The content of miniature painting was also altered by Noormah Jamal in her paintings executed in gold leaf and gouache on wasli paper. Her imagery reveals the artist’s flight from her place of origin: be it her ancestral land in the Northern Areas, or the empire of Mughal art. She has even deviated from the much exhausted option of modernising miniature because she seeks to shape a vocabulary that contains herself, her acquaintances and her readings in art history.
The work incorporates the sensibility of Magic-Realism, in which factual and fantastical comingle. She denotes her personal memories and private concerns besides communicating the state and stance of a woman surviving in a male-dominated society. Where a woman is usually identified as the extension of a man: mother, daughter, sister, wife, or mistress; everything that reduces her individuality. This is observed in the world of art too, where compared to men, women artists are not equally/justly present. The group ‘Guerrilla Girls’ defines our art museums as the ‘Women’s Museums’, because in these establishments females are represented as an outsider entity — a model, muse and as an object (of desire).

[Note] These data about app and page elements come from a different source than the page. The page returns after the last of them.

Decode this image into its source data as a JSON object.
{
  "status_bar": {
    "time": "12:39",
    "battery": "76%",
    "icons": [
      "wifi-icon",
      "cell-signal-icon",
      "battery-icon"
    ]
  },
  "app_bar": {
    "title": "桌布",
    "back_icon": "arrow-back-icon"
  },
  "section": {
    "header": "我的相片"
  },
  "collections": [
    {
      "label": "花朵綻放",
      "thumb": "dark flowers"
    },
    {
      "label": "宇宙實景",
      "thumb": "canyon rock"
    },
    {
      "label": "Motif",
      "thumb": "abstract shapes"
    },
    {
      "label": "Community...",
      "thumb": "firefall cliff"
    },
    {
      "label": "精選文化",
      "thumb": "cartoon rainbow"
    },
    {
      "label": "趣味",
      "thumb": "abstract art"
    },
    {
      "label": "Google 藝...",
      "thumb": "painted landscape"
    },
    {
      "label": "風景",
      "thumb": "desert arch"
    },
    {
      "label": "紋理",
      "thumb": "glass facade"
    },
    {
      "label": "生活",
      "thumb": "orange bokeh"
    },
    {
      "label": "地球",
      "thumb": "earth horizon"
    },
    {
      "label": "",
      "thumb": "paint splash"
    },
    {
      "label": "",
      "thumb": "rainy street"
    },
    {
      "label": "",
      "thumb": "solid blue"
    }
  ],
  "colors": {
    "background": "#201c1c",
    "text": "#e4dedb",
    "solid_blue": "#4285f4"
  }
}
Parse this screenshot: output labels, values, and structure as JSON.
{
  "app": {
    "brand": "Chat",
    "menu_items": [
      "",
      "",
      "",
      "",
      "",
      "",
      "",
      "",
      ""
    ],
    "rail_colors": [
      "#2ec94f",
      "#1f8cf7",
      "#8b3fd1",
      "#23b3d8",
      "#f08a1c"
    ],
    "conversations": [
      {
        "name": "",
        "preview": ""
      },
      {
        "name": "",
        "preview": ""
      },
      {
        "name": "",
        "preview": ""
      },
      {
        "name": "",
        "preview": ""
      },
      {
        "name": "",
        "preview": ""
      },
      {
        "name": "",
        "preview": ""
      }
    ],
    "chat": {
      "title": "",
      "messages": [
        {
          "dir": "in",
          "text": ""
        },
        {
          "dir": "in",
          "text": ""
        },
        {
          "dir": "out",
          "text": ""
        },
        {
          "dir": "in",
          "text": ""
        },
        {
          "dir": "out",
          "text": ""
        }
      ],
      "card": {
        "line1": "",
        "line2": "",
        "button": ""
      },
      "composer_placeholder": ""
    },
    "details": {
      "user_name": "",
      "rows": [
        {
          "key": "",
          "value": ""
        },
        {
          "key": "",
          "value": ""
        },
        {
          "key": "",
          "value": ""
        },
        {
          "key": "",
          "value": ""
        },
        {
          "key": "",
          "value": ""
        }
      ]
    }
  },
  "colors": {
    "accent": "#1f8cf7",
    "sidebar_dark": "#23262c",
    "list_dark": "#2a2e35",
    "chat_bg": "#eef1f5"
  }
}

In the work of Noormah Jamal, one notices an inkling to pose oneself as that character who has witnessed and withstood the oppression of his-tory (like in ‘The Pollinators’, a woman sitting close to a figure dressed in men’s attire, yet under a transparent shuttlecock burqa). It reminds one of writer Elizabeth Hardwick saying, “Experience is something more than going to law school or having the nerve to say honestly what you think in a drawing room filled with men”.
Jamal’s work not only involves herself, fellow students and friends at NCA, but includes other visual manifestations too: Japanese woodblock print of Hokusai, vegetation of Henri Rousseau, small toys that express different emotions, and popular visual vocabulary from our surroundings. A gleaming heart pierced by a sword, an ordinary man crowned with a ring of sunflowers and a golden halo (echoing the headdress of the Statue of Liberty), characters with masks/heads of animals seated next to people at some normal gathering are all ingredients to form an individual narrative. In her words, “I have also developed a keen interest in human connection and how they morph over time. The strains and constraints that those relationships may have”.
These and other works disclose how our existence is dominated by the real and imaginary, factual and fantastic, funny and furious. The incredible skill in dealing with her imagery turns the work of Noormah Jamal into something more than mere exercises in modernising the language of miniature painting. It communicates how different languages are combined to convey one content (possible in art).
‘Tarhun’, the title of the show is “a Pushto word means contract between two. Usually it’s used to symbolise a marriage but it can be used for any other permanent bond”. For an ordinary onlooker, it is a word to describe the exhibition of two artists. For others, it signifies a matrimonial affair between traditions, territories and tastes, as witnessed in the works of both artists following separate, independent ways to a visible, yet invincible destiny.